* Your objective:
What you should output is the data below, unchanged in every character.
=== Begin Enclosure ===
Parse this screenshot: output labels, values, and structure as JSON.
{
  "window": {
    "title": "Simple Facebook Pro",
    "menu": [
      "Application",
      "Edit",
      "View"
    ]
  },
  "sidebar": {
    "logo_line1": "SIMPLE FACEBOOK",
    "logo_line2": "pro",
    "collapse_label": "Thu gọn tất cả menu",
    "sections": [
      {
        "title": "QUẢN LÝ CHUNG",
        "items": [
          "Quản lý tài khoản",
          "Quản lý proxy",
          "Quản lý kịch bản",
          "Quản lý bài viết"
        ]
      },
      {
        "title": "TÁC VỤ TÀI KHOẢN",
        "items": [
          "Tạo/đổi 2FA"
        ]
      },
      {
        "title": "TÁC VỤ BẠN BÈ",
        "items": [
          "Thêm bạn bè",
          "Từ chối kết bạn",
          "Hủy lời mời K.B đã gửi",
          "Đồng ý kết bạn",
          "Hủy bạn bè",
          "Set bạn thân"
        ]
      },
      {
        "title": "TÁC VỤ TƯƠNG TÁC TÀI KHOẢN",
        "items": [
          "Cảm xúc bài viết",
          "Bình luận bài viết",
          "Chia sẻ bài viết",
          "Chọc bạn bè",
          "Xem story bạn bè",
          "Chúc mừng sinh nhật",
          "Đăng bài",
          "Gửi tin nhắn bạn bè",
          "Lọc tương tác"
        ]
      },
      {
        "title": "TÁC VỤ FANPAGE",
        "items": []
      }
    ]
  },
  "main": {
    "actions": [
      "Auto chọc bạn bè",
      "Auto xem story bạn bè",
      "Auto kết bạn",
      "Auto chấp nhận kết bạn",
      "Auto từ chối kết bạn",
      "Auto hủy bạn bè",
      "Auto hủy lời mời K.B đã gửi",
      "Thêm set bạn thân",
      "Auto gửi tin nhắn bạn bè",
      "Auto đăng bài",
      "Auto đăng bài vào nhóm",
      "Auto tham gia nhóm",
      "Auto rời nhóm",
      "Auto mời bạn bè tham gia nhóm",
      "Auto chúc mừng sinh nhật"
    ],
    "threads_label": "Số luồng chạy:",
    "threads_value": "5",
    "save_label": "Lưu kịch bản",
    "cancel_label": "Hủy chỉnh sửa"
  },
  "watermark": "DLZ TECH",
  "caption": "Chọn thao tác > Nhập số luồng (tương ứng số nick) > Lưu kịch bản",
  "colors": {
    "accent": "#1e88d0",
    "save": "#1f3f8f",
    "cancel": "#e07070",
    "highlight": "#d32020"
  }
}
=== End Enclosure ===
* Problem solution:
Parse this screenshot: output labels, values, and structure as JSON.
{
  "window": {
    "title": "Simple Facebook Pro",
    "menu": [
      "Application",
      "Edit",
      "View"
    ]
  },
  "sidebar": {
    "logo_line1": "SIMPLE FACEBOOK",
    "logo_line2": "pro",
    "collapse_label": "Thu gọn tất cả menu",
    "sections": [
      {
        "title": "QUẢN LÝ CHUNG",
        "items": [
          "Quản lý tài khoản",
          "Quản lý proxy",
          "Quản lý kịch bản",
          "Quản lý bài viết"
        ]
      },
      {
        "title": "TÁC VỤ TÀI KHOẢN",
        "items": [
          "Tạo/đổi 2FA"
        ]
      },
      {
        "title": "TÁC VỤ BẠN BÈ",
        "items": [
          "Thêm bạn bè",
          "Từ chối kết bạn",
          "Hủy lời mời K.B đã gửi",
          "Đồng ý kết bạn",
          "Hủy bạn bè",
          "Set bạn thân"
        ]
      },
      {
        "title": "TÁC VỤ TƯƠNG TÁC TÀI KHOẢN",
        "items": [
          "Cảm xúc bài viết",
          "Bình luận bài viết",
          "Chia sẻ bài viết",
          "Chọc bạn bè",
          "Xem story bạn bè",
          "Chúc mừng sinh nhật",
          "Đăng bài",
          "Gửi tin nhắn bạn bè",
          "Lọc tương tác"
        ]
      },
      {
        "title": "TÁC VỤ FANPAGE",
        "items": []
      }
    ]
  },
  "main": {
    "actions": [
      "Auto chọc bạn bè",
      "Auto xem story bạn bè",
      "Auto kết bạn",
      "Auto chấp nhận kết bạn",
      "Auto từ chối kết bạn",
      "Auto hủy bạn bè",
      "Auto hủy lời mời K.B đã gửi",
      "Thêm set bạn thân",
      "Auto gửi tin nhắn bạn bè",
      "Auto đăng bài",
      "Auto đăng bài vào nhóm",
      "Auto tham gia nhóm",
      "Auto rời nhóm",
      "Auto mời bạn bè tham gia nhóm",
      "Auto chúc mừng sinh nhật"
    ],
    "threads_label": "Số luồng chạy:",
    "threads_value": "5",
    "save_label": "Lưu kịch bản",
    "cancel_label": "Hủy chỉnh sửa"
  },
  "watermark": "DLZ TECH",
  "caption": "Chọn thao tác > Nhập số luồng (tương ứng số nick) > Lưu kịch bản",
  "colors": {
    "accent": "#1e88d0",
    "save": "#1f3f8f",
    "cancel": "#e07070",
    "highlight": "#d32020"
  }
}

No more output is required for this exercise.